I hedged about my answer, I don’t like to sugar coat these things, but I don’t like to be too negative either. Honestly, I think the current state of race relations in America is a poor, woebegone hooptie in desperate need of an overhaul. But haven’t things gotten better? In some measure anyway? What about that Black president in the White House?
What I said was this: when I was a boy, there was more prejudice against Blacks in America. Now people are not so prejudiced, but the people that are prejudiced against Blacks hate them more than in the old days. I was surprised to hear these words come out of my mouth, it was a new formulation for me.
So is it true? Back in the Fifties most Whites were prejudiced, but it was a casual, unfocused prejudice in most of the country, not advised or well thought out. It was simply the received wisdom of the age. Blacks were thought to be inferior, and keeping them in certain neighborhoods and certain job categories was seen as a natural and paternalistic thing to do. Withholding access to higher education or banking services beyond a passbook account was considered only sensible, because such things were all beyond their capabilities anyway. That’s the way the logic went. There was nothing personal about it.
(I’m talking about most of America. In the states of the “former Confederacy,” of course, it was advised, it was personal, and it was often more vicious.)
Now though, there are a lot of White people, all over America, who are really worked up about Black Americans. Really bitching and moaning up a storm. Not a majority, certainly, but a lot of people. They are being manipulated by cynical politicians and wealthy preachers; they are being told that Blacks want “reparations,” that Blacks are bankrupting our government by demanding “handouts,” that Blacks are making our country a dangerous place to live, and other lies and slanders. There’s this new “right-wing-echo-chamber” media shit storm where all of these disgruntled Whites can get together and roll each other’s logs. The comments are chilling.
This “now” thing is a very different America than the America of my youth, and the reasons for the new hostility to Black Americans are easy to see.

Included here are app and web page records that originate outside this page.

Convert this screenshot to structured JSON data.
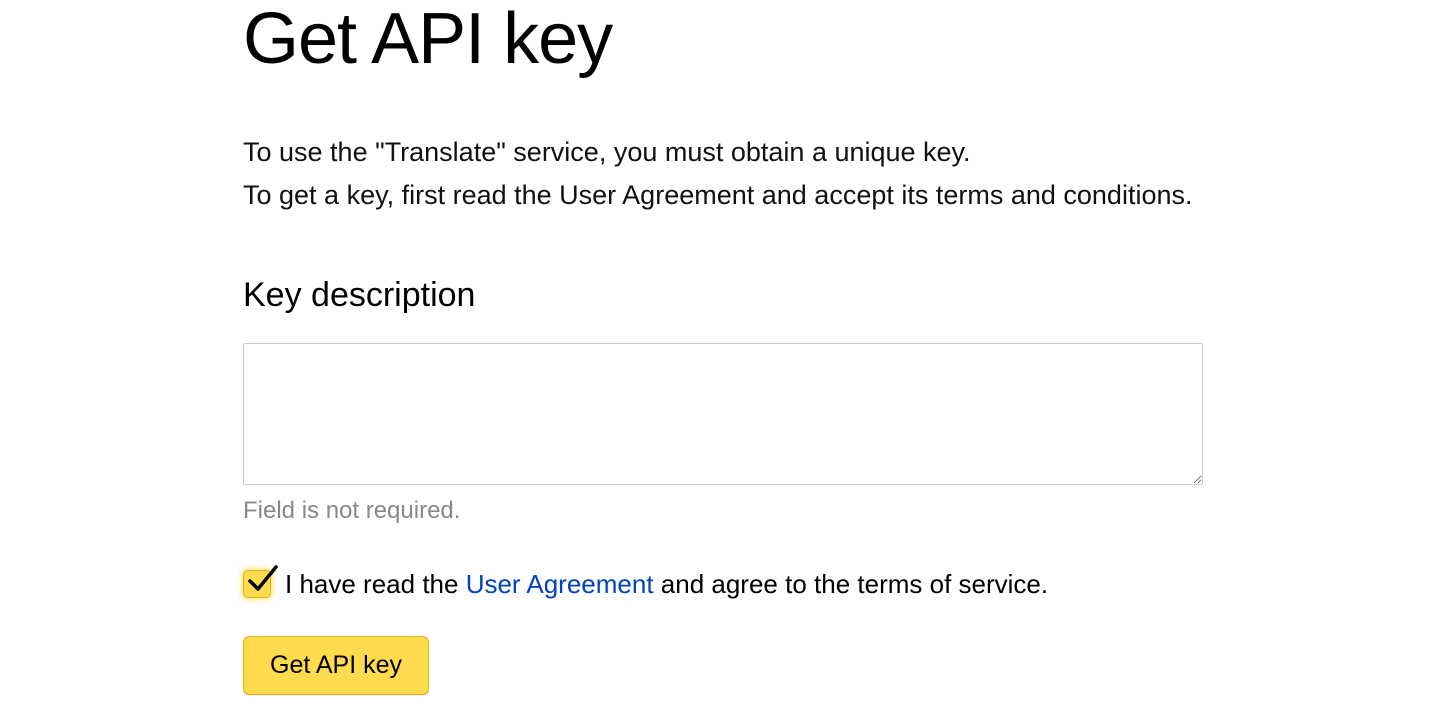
{
  "page": {
    "title": "Get API key",
    "intro_line1": "To use the \"Translate\" service, you must obtain a unique key.",
    "intro_line2": "To get a key, first read the User Agreement and accept its terms and conditions."
  },
  "form": {
    "section_heading": "Key description",
    "description_value": "",
    "field_hint": "Field is not required.",
    "agreement": {
      "checked": true,
      "text_before": "I have read the ",
      "link_text": "User Agreement",
      "text_after": " and agree to the terms of service."
    },
    "submit_label": "Get API key"
  },
  "colors": {
    "accent": "#ffdb4d",
    "link": "#0044bb",
    "hint": "#888888"
  }
}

America fifty years ago was a place of low income-disparity and low unemployment. It was a comfortably middle-class society, where pretty much anybody could make a living and support themselves. Access to education was good, for the White people anyway, and access to health care was pretty good generally. There were covenants in place to govern the conduct of employers vis-à-vis their employees, and the conduct of professionals in the market place. Not a perfect place, but it functioned well. For the White people, anyway.
America these days is a pirate cove of bloody-minded greed, absurd accumulation of wealth, and selfish indulgence in luxury. All of the covenants have been discarded, and all of the prior attempts to put constraints on gangster-capitalism have been undone. The great majority of Americans, almost all of us, Black, White and otherwise, are watching our opportunities dry up and our future security thrown into doubt as all of the money drifts into fewer and fewer hands.
Between the harsh reality and the incitement to riot, people are at each other’s necks.
So we have the holiday for Martin, that’s nice, and we have President Obama, and I think that’s nice too. Progress though? Unfortunately, I think, no, emphatically no.